Traditional bookbinding is a far cry from what we see in book production today, as with most other aspects of hand-press practices. The result of this type of binding is a very durable book; you might be surprised to find that many books created 500 years ago, like the books of Dr. Poste’s donation, may only have been rebound once or twice in their long, dynamic lives. The average book bound by today’s standards and practices, however, that is regularly used, will likely fall apart within its owners lifetime. Gluing paper to paper will only get you so far in terms of durability.
Before the Bind: An essential piece to the process of producing a hand-press era book happens right before the bind, after the ink has dried, known as format.
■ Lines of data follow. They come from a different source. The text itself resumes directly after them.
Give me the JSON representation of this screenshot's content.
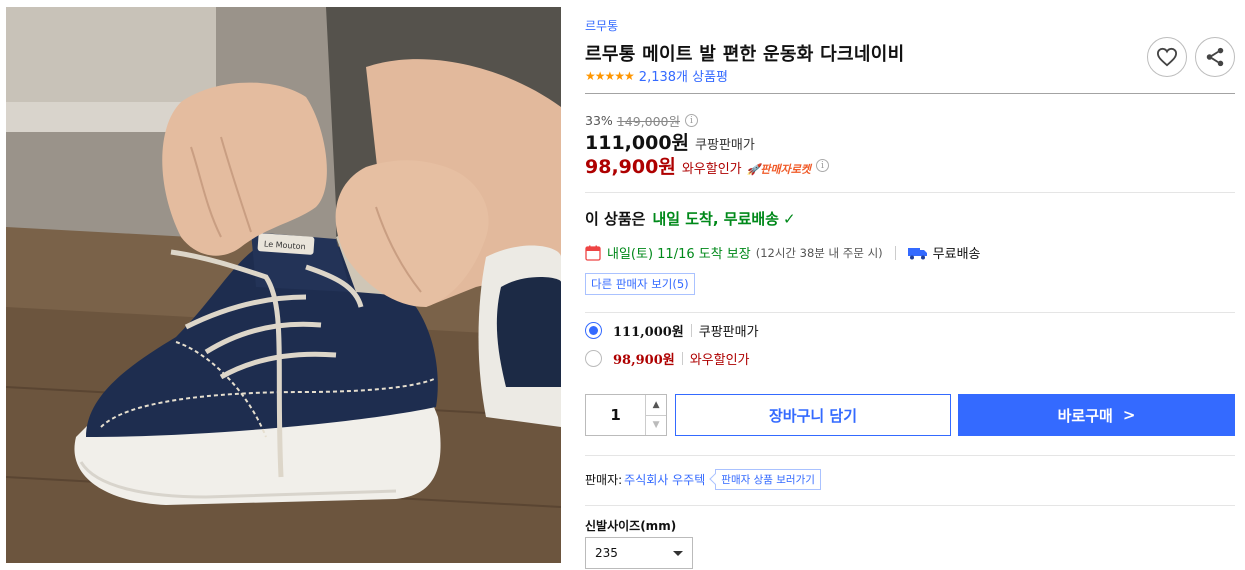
{
  "product": {
    "brand": "르무통",
    "title": "르무통 메이트 발 편한 운동화 다크네이비",
    "stars": "★★★★★",
    "review_count": "2,138개 상품평",
    "rating": 5
  },
  "pricing": {
    "discount_rate": "33%",
    "original_price": "149,000원",
    "price": "111,000원",
    "price_label": "쿠팡판매가",
    "wow_price": "98,900원",
    "wow_label": "와우할인가",
    "rocket_badge": "판매자로켓"
  },
  "delivery": {
    "headline_prefix": "이 상품은",
    "headline_highlight": "내일 도착, 무료배송",
    "date_text": "내일(토) 11/16 도착 보장",
    "cutoff_note": "(12시간 38분 내 주문 시)",
    "shipping": "무료배송",
    "other_sellers": "다른 판매자 보기(5)"
  },
  "options": [
    {
      "price": "111,000원",
      "label": "쿠팡판매가",
      "selected": true
    },
    {
      "price": "98,900원",
      "label": "와우할인가",
      "selected": false
    }
  ],
  "purchase": {
    "quantity": "1",
    "cart_label": "장바구니 담기",
    "buy_label": "바로구매"
  },
  "seller": {
    "prefix": "판매자:",
    "name": "주식회사 우주텍",
    "tag": "판매자 상품 보러가기"
  },
  "size": {
    "label": "신발사이즈(mm)",
    "selected": "235"
  },
  "photo": {
    "tongue_label": "Le Mouton"
  },
  "colors": {
    "accent": "#346aff",
    "wow_red": "#ae0000",
    "green": "#00891a",
    "star": "#ff9600"
  },
  "icons": {
    "wish": "heart-icon",
    "share": "share-icon",
    "calendar": "calendar-icon",
    "truck": "truck-icon",
    "info": "info-icon",
    "check": "check-icon",
    "rocket": "rocket-icon",
    "dropdown": "caret-down-icon"
  }
}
Format, as described by Philip Gaskell in his text A New Introduction to Bibliography, is “the arrangements of its formes and the subsequent folding of the printed sheets as indicated by the number and conjugacy of the leaves and the orientation of the paper in the gatherings” (80). In simpler terms, format refers to the way and direction in which the large, printed sheets are folded before they are sewn together, resulting in the seamless order of the book.
Essential to proper formatting, printers used specific combinations of letters and numbers called signatures to give the person folding the paper direction for how to correctly do so. These combinations are found at the lower margin of at least the first page of each folded section, and typically follow the letters of the alphabet (A, B, C, Aa, Bb, Cc, and so on). As will be demonstrated by Dr. Poste’s books, preliminary leaves (pages prior to the core text) are not signed like the rest of the book, and are often distinguished by symbols like the asterisk and an accompanying number instead of an alphabetical letter (Carter and Barker 203).
Watch this video from the Discovery Channel’s show How It’s Made for a visual of this general process.
John Carter and Nicolas Barker, ABC for Book Collectors, 8th ed. (New Castle, DE: Oak Knoll Press, 2004).
Philip Gaskell, A New Introduction to Bibliography (New Castle, DE: Oak Knoll Press, 1995).
“How It’s Made Traditional Bookbinding,” YouTube, accessed January 18, 2017. https://www.youtube.com/watch?v=nICeso8336Y.